[Editor's note, I know this is technically the first published, but I wrote it as the 4th in the series. Read them in any order and  they should still make sense. Also, I get asked a lot of questions about my tarp.]

MYOG Sleep Systems, introduction

Canada can get cold. The Canadian Rockies can get even colder. I like to sleep comfortably and warm, but I’m lazy and I don’t like to carry a lot of weight. My current system of a tarp and quilt is what I consider a great compromise between weight and warmth.
When I started out, I used a commercial down sleeping bag, and a backpacking tent. These can be great, and modern tents have come a long way in the last decade. 10 years ago, 5 pounds was considered light for a 2-person tent. Now, I have a commercial 4-person tent that weighs 3 pounds with a pole and mosquito net insert. Weight is no longer really the savings when making your own gear.

Most of my backcountry trips seem to involve rain or snow (except if I bring my friend Jeremy, who also does not mind adverse weather). A few years back, I did some experimentation to see what would happen to my sleeping bag after a few days of sleeping out. I was surprised to find that my sleeping bag took on several hundred grams of moisture the first night of sleeping in a tent. Even with draping my bag out in the sun to dry, by the third night I was sleeping in a less effective, and heavier system.

But Why a Tarp?

This is part of how I came to be sleeping under a tarp. Sleeping outside greatly reduced the amount of condensation in my sleeping bag, but if it rained, the rain would get in. My bivy sack had the same problem as the tent. The tarp would keep the rain off me, but trapped far less condensation in my bag than the tent. I used a commercial rectangular tarp for a few years, but found it was hard to pitch so that it consistently kept out the rain. In other words, I wanted a custom tarp. The other half of the tarp origin story is that we “allowed” Fiona to sleep out under a tarp with me one night and she awoke in the morning and said, “I only sleep under tarps now, no more tents.”

Tarp Design

There are about 7 million tarp designs available on the internet, and I took ideas from a few of them. I wanted it to shed wind and water better than a rectangular tarp, so I made it with a catenary cut ridge line and front. I also wanted not to adjust in the middle of the night, so I chose silpoly as the material for minimal stretching. I also wanted light weight but enough durability to hold up in a substantial wind.

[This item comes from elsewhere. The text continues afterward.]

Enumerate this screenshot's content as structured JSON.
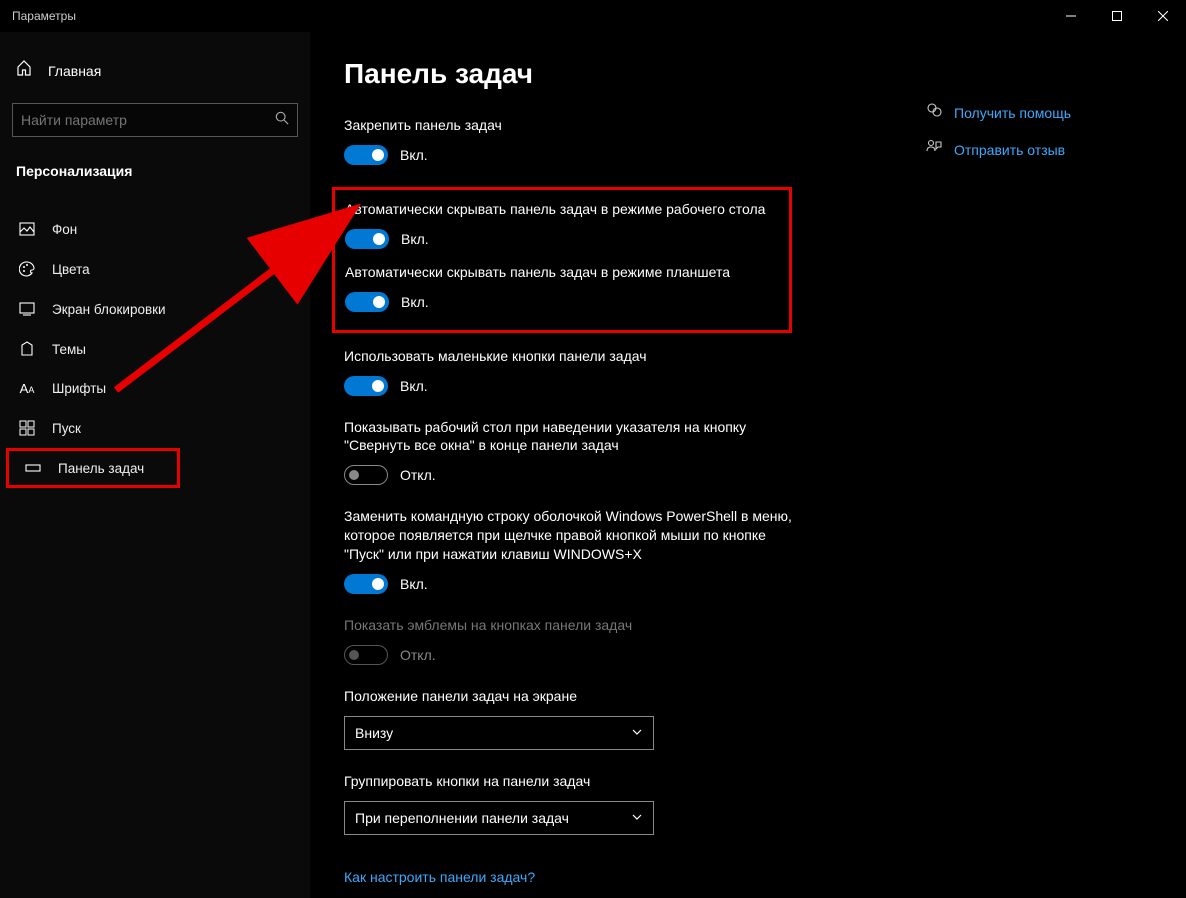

The holy grail of bikepacking tarps is one where your bike fits inside, or can be used to support the tarp. I also hike and ski, so though I think bike-supported are extremely cool, I opted to use bike supports only for treeless bikepacking situations and use hiking/ski poles as primary supports where trees are not available. The tarp weighs in at 300g, so it ended up being on the lighter end of the shelter scale.

The silpoly does not stretch in the rain and doesn’t need to be re-tensioned when it rains. I do not recommend it as an easy fabric to sew, it is like sewing live squirrels to each other.

Quilt design

Not Exactly a Bed Quilt

Since I’m foolish enough to think that winter is the primary bikepacking season, I wanted to have some versatility to my sleeping bag system. I wanted lighter weight in summer, I wanted synthetic material for the outer since down performs so poorly in wet conditions. I wanted light weight since my daughter would be carrying one.
In the 80s, I used a dual bag system of a sleeping bag with an overbag. I really liked it, but I had also been interested in quilts as an alternative to sleeping bags. I talked up the concept of a down bag with a synthetic quilt over it for cold, with the quilt on its own for more moderate temperatures (well, moderate for the Canadian rockies). Camping quilts are not exactly like a bed quilt, they are usually shaped in some way, and many (like mine) have a footbox like a mummy bag and a drawstring closure at the top.

Testing the new quilt

The home made portion of the combo ended up as the quilt – down sleeping bags are relatively available, and affordable. I used Climashield Apex as my insulation layer and the lightest nylon I could find, Membrane from RSBTR. The sleeping quilts have simple ribbon loops to attach them to a sleeping mat, so they can tuck under the sleeper at the sides, and they work well down to about -10ºC.

The quilts being about 800g each puts them as competitive weight wise with the commercial versions, but they were about half the price to make as the commercial equivalent. In winter, adding a -10ºC sleeping bag yields a combination that is comfortable below -30ºC, theoretically to -40ºC, but we have not been out that cold since I made them.

No Hood, No Problem

A big problem for me with traditional mummy bags has been that the hood can end up in the wrong spot when i roll over, and then the hood fabric gets wet from breath condensation. With the quilt, this doesn’t happen since the quilt lacks a hood. To deal with the lack of hood, I made sleeping hats from the same material as the quilts themselves. the hat acts like a hood, but turns with the sleeper allowing them to not get wet from breath.